= Dataset entries =
-------------------------

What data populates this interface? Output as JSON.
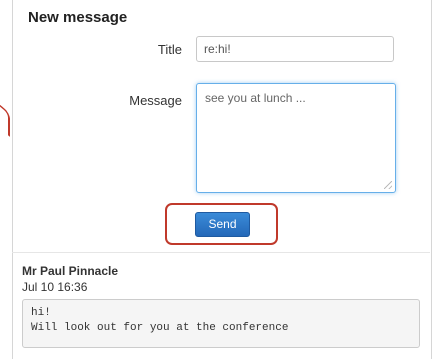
{
  "form": {
    "heading": "New message",
    "title_label": "Title",
    "title_value": "re:hi!",
    "message_label": "Message",
    "message_value": "see you at lunch ...",
    "send_label": "Send"
  },
  "thread": {
    "author": "Mr Paul Pinnacle",
    "timestamp": "Jul 10 16:36",
    "subject": "hi!",
    "body": "Will look out for you at the conference"
  },
  "colors": {
    "highlight": "#c0392b",
    "button": "#2468b8"
  }
}
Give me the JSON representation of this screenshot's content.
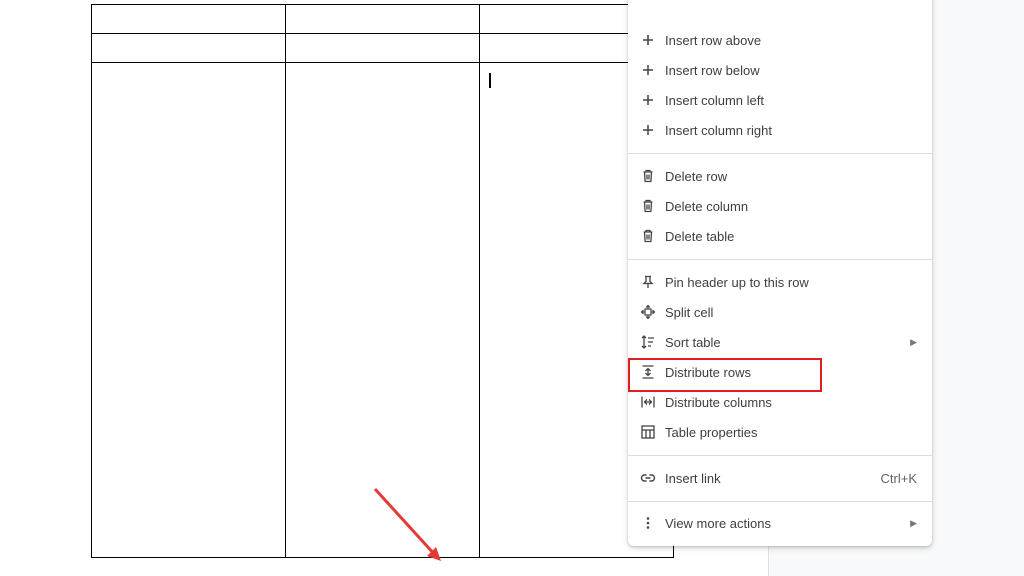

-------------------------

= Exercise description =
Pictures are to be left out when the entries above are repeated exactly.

= Exercise response =
What data populates this interface? Output as JSON.
{
  "form": {
    "heading": "New message",
    "title_label": "Title",
    "title_value": "re:hi!",
    "message_label": "Message",
    "message_value": "see you at lunch ...",
    "send_label": "Send"
  },
  "thread": {
    "author": "Mr Paul Pinnacle",
    "timestamp": "Jul 10 16:36",
    "subject": "hi!",
    "body": "Will look out for you at the conference"
  },
  "colors": {
    "highlight": "#c0392b",
    "button": "#2468b8"
  }
}
Give me the JSON representation of this screenshot's content.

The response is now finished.